Robert Cray Band
Sun. Jan. 21
w/ The Rev. John McKelvy
8 p.m.
Charleston Music Hall
37 John St.

While it’s easy for some to simply toss the sound and songs of guitarist Robert Cray on the shelf as a slick (i.e. inauthentic) player alongside other modern blues-rock pop artists, it’s important to consider the veteran songwriter’s open-minded approach and respectful, refined delivery of roots music. Well-acclaimed yet underappreciated, he’s one of the real-deal cats still playing the real-deal blues.

Both as a skilled journeyman electric guitar player and as an inspired, expressive soul crooner, Cray built a career on mixing the traditional with the contemporary — classic blues and soul styles with modern pop, rock, and funk.

Charleston promotion group Shoreline Productions and Ear For Music present Robert Cray and his longtime backing band at the Charleston Music Hall on Sun. Jan. 21. Cray and the guys have been touring in support of their latest release, a 14-song double-disc live album titled Live From Across The Pond (Nozzle/Vanguard).

“A lot of people come because they remember the songs,” Cray acknowledges, speaking by phone from Los Angeles last week. “We’ll play ‘Smoking Gun’ here and there … ‘Right Next Door,’ ‘Because of Me’ and all that. We get into the book and have fun. People know the band for the blues thing, but they also know us for the popular thing … plus all the other flavors, like gospel, soul … it’s a great mix, so we just get on stage and have fun with it all.”

Born in Columbus, Ga., in 1953, Cray got his start in music playing blues and rock ‘n’ roll as a teenager before relocating to Eugene, Ore. in the early 1970s. His early years as a professional guitarist were spent in a group called One Way Street, often backing the legendary Albert Collins.

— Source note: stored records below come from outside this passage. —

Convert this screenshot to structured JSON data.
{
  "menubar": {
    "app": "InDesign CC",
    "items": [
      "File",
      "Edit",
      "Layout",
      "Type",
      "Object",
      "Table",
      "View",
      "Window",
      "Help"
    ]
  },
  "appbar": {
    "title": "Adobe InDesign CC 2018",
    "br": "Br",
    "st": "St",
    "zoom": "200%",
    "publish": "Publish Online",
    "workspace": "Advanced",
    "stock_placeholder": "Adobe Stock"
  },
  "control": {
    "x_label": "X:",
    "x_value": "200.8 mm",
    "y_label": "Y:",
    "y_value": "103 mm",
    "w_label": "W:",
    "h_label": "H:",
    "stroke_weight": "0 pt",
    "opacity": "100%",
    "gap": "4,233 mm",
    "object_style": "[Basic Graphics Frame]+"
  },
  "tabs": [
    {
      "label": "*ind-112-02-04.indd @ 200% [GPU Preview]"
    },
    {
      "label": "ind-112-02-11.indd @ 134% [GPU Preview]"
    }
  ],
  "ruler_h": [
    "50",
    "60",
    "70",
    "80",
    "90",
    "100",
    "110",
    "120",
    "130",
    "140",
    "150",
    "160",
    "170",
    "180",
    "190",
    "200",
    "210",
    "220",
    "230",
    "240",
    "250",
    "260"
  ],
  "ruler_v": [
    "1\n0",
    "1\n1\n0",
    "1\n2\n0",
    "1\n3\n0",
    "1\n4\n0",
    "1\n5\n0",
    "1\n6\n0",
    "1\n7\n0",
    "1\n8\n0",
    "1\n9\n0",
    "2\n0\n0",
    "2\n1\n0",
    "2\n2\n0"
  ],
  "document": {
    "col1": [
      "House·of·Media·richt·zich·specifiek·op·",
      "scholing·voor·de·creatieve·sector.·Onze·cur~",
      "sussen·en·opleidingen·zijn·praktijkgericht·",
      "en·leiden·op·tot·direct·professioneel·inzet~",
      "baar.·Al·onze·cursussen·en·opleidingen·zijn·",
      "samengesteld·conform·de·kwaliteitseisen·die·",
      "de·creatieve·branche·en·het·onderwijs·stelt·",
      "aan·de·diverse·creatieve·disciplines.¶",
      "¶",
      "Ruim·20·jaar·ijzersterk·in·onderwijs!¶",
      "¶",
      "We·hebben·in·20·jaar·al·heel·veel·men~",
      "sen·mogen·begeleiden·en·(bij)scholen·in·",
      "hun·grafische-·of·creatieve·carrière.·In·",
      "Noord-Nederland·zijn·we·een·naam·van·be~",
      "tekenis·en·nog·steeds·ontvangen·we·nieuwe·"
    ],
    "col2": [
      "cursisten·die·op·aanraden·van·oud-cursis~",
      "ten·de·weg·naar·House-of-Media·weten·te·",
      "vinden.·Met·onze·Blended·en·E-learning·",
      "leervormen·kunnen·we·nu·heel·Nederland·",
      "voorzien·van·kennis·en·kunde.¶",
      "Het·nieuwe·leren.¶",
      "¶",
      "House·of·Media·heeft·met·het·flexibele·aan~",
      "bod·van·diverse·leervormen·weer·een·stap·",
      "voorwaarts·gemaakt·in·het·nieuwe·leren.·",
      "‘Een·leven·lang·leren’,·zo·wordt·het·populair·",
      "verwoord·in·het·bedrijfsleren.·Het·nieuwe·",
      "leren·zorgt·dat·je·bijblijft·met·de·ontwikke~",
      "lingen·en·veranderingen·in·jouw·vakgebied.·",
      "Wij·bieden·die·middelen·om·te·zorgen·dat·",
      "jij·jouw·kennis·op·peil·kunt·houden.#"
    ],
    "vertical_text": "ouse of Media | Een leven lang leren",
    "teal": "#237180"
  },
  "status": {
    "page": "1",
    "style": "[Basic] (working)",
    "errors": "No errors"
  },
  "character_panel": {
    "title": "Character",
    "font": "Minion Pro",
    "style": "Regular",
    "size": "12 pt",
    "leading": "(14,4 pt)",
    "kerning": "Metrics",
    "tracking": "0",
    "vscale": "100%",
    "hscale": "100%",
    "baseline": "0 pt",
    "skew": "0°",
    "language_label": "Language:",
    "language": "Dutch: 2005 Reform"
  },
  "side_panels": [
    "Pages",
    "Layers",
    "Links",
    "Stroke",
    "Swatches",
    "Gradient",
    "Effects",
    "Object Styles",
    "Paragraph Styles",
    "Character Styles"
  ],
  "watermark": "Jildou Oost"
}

He broke into the pop/electric blues mainstream in the mid ’80s with the album Strong Persuader and single “Smoking Gun.” The massive success of the album and an overwhelming appreciation for Cray’s eloquent guitar work and reappraisal of traditional blues styles helped prompt the ’80s blues and roots music revival.

Through the 1980s and ’90s, he collaborated with a variety of blues, rock, and soul greats, including Collins, B.B. King, Johnny Copeland, the Memphis Horns, and David Sanborn.

Cray’s recent recordings have dabbled in new musical flavors — from Middle Eastern and Indian sitar sounds to samba and Latin jazz. His latest studio album, 2005’s Twenty (Sanctuary), moved mostly at a mid-tempo pace. The title track is a slow-burning anti-war tune in 6/8 time aimed at the “rich man’s war” in Iraq.

“Our music has always had a little bit of everything in it, so it’s hard to peg us in one spot — and I like that,” says Cray. “If we say that we’re a blues band, there’ll be a million people who would argue the opposite [laughs]. ‘Man, they don’t play no blues!’ But we just call it our music.”

Last month, the Grammy Awards announced Live from Across the Pond was nominated for Best Contemporary Blues Album. It’s Cray’s 14th nomination. Recorded over seven nights in May 2005, at the Royal Albert Hall in London while on tour with Eric Clapton, the album finds the band in tight formation and Cray’s vocals convincingly sincere. His familiar, clean “Fender Strat sound” and peppery rhythm guitar grooves propel most of the collection with dynamic grooves from his solid backing band — drummer Kevin Hayes, organist/pianist Jim Pugh, and bassist Karl Sevareid. On the mic between songs, Cray’s endlessly gracious and polite to his audience.

Highlights include the hot boogie of “Phone Booth,” the reggae rhythms and accents of “Poor Johnny,” the 4/4 funk of “Right Next Door,” and the straightahead pop/rocker “Bad Influence” — which bears the closest resemblance to the Stones/Clapton style of his biggest radio hit (“Smoking Gun” isn’t even included in the new collection).

“When you’re put into the situation, you rise to the occasion,” says Cray. “You get opportunities. Playing with someone like Eric Clapton on stage is a big deal to me! When he looks over and signals you to take a solo, if it’s in you, you just do your thing and remember to play for the song. I find myself in these situations and more than half the time, it comes out alright [laughs].”

Cray and his band plan to perform much of the material featured on the new live disc with a few surprises here and there pulled from his vast repertoire.

“We don’t use a set list,” he says of the current shows. “We’ve just been calling songs off the top of our heads and playing off of one another. When you feel happy on stage, the audience can pick up on that.”